That Which Gets Measured Gets Fixed
by Rick Barker, CPE
The value of OSHA is a hotly contested political question. As an ergonomist whose career has spanned two different attempts to produce a national ergonomics standard, I have seen this debate impact and shape my profession. One of the questions at the center of the debate has always been just how effective OSHA is at achieving injury reduction results. An interesting piece from Harvard Business School’s Working Knowledge addresses this issue from a research rather than ideological standpoint. This doesn’t address every criticism or concern regarding OSHA, but it does provide evidence that OSHA inspections can reduce injury costs.
I believe that there may be something that we can take away from this research besides what it says about OSHA. This seems to illustrate the adage that the first step in fixing a problem is measurement. In the case of the article, the measurement was performed by OSHA inspection. But there is no reason to conclude that self-measurement isn’t just as effective. In ergonomics, that starts by producing a risk map of the exposures throughout the facility.

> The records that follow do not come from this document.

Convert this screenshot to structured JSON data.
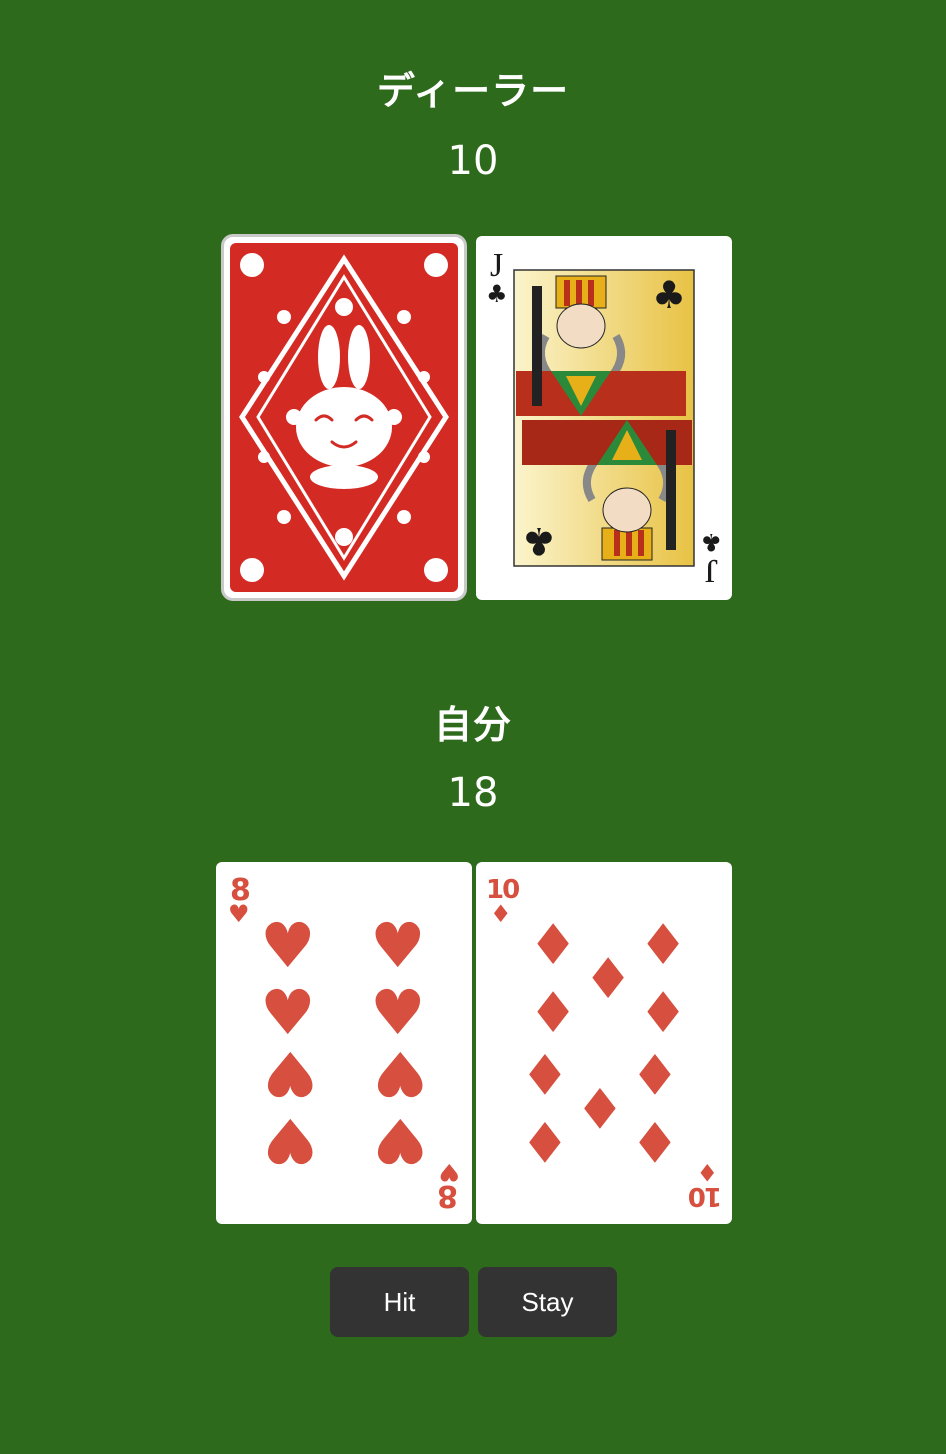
{
  "dealer": {
    "label": "ディーラー",
    "score": "10",
    "cards": [
      {
        "face": "back"
      },
      {
        "rank": "J",
        "suit": "club",
        "color": "#1a1a1a"
      }
    ]
  },
  "player": {
    "label": "自分",
    "score": "18",
    "cards": [
      {
        "rank": "8",
        "suit": "heart",
        "color": "#d64f3f"
      },
      {
        "rank": "10",
        "suit": "diamond",
        "color": "#d64f3f"
      }
    ]
  },
  "controls": {
    "hit_label": "Hit",
    "stay_label": "Stay"
  },
  "colors": {
    "table": "#2d6a1b",
    "card_back": "#d32a24",
    "button": "#333333",
    "red_suit": "#d64f3f"
  }
}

What has been your experience in mapping your facility for ergonomic risk?